──────── The data ────────
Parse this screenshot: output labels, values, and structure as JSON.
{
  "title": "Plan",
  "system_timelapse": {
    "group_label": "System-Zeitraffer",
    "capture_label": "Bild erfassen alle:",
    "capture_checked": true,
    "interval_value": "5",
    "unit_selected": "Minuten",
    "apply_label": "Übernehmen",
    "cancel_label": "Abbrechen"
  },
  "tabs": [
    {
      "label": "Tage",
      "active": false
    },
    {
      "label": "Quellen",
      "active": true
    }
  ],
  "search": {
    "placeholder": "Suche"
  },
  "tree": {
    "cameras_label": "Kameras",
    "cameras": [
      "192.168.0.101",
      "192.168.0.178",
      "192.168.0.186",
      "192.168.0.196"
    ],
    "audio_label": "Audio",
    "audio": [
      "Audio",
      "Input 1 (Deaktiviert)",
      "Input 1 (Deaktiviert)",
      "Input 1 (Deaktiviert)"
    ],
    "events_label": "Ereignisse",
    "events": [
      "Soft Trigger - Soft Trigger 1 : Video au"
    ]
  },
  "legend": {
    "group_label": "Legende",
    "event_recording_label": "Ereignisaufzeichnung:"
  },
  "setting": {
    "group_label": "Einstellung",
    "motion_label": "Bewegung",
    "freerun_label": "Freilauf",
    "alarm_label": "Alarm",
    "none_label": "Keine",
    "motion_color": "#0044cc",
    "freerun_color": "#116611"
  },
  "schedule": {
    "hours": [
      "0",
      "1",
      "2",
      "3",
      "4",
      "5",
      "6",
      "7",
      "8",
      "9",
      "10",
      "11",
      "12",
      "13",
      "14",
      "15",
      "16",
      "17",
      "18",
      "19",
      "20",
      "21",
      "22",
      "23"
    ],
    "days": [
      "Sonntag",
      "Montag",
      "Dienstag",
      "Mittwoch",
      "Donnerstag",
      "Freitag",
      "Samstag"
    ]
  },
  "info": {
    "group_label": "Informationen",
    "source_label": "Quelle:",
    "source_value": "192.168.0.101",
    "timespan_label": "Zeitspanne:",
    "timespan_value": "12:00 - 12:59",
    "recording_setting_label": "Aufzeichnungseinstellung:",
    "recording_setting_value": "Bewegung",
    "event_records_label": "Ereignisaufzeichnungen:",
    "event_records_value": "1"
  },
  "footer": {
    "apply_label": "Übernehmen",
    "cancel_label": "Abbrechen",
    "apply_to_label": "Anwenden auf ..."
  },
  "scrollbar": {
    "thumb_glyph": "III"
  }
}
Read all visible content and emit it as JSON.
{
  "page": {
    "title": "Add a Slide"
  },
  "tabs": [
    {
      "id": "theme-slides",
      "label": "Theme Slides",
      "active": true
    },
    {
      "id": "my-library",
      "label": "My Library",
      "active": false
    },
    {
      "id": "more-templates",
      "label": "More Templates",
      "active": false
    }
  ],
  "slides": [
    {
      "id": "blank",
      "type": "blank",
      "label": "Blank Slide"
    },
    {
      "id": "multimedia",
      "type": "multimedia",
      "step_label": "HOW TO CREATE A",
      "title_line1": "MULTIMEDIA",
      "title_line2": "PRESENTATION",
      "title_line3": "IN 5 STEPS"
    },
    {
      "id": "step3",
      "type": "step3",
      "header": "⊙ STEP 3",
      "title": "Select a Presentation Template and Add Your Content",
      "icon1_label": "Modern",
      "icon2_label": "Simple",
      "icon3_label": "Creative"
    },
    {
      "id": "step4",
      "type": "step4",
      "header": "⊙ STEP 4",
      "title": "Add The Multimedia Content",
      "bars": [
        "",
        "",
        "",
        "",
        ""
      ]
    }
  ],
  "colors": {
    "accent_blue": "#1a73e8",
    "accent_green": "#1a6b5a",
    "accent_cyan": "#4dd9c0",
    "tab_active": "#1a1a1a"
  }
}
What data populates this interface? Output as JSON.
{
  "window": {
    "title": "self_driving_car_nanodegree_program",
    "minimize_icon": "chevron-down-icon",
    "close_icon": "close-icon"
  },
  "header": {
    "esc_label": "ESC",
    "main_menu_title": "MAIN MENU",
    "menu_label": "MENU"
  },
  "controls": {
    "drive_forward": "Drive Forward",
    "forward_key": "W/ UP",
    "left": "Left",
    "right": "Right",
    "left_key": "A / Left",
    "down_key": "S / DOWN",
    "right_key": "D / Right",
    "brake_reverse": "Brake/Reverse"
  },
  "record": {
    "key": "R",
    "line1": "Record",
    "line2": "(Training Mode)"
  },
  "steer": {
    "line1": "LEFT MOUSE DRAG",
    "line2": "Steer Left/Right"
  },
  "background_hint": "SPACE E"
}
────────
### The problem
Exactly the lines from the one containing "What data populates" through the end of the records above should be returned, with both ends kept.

### Answer below
What data populates this interface? Output as JSON.
{
  "window": {
    "title": "self_driving_car_nanodegree_program",
    "minimize_icon": "chevron-down-icon",
    "close_icon": "close-icon"
  },
  "header": {
    "esc_label": "ESC",
    "main_menu_title": "MAIN MENU",
    "menu_label": "MENU"
  },
  "controls": {
    "drive_forward": "Drive Forward",
    "forward_key": "W/ UP",
    "left": "Left",
    "right": "Right",
    "left_key": "A / Left",
    "down_key": "S / DOWN",
    "right_key": "D / Right",
    "brake_reverse": "Brake/Reverse"
  },
  "record": {
    "key": "R",
    "line1": "Record",
    "line2": "(Training Mode)"
  },
  "steer": {
    "line1": "LEFT MOUSE DRAG",
    "line2": "Steer Left/Right"
  },
  "background_hint": "SPACE E"
}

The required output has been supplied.